_EXERCISE DETAILS_
Filter these records by the string "placeholder", copying each line that holds it.

===== DATA

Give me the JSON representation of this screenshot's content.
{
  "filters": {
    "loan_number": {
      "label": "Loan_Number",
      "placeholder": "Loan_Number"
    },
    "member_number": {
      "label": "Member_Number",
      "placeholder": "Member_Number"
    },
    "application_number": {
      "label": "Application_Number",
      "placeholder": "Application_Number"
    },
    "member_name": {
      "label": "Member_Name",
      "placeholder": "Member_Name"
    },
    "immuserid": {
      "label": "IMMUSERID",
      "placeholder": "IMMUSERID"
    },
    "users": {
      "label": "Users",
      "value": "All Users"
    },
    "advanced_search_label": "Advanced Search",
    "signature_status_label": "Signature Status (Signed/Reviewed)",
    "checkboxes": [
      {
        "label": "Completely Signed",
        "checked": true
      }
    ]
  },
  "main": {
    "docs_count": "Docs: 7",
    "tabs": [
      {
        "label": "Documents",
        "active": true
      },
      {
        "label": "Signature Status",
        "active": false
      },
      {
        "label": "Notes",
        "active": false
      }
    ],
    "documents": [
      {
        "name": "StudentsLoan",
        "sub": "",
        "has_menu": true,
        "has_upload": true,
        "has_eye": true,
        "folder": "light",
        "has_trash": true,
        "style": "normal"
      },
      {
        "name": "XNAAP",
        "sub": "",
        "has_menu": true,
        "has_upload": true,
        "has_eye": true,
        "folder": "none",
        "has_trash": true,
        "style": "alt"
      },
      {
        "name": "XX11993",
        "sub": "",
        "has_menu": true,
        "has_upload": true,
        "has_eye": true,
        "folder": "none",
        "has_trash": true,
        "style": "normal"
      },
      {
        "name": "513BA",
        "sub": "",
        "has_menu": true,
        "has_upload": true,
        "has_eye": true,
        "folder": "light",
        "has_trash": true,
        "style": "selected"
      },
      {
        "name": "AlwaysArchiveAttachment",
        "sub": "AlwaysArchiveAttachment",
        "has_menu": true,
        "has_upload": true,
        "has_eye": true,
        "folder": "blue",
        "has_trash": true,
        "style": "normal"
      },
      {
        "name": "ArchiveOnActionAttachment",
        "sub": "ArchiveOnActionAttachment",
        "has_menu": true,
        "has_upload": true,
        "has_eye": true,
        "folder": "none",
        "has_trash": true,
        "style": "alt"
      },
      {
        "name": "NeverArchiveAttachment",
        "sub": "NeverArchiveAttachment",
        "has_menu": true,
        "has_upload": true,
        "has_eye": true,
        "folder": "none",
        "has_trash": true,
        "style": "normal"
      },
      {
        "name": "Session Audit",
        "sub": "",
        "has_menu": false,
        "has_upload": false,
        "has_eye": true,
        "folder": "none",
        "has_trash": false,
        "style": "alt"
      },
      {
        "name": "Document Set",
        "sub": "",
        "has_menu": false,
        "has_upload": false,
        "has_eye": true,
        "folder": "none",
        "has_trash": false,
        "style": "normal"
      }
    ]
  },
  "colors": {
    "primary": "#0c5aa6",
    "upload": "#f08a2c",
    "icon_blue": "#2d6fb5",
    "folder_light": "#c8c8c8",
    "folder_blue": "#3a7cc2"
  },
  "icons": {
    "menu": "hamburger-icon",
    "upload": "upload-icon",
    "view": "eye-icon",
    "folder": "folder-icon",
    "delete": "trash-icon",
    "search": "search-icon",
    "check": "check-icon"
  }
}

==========

_EXERCISE ANSWER_
      "placeholder": "Loan_Number"
      "placeholder": "Member_Number"
      "placeholder": "Application_Number"
      "placeholder": "Member_Name"
      "placeholder": "IMMUSERID"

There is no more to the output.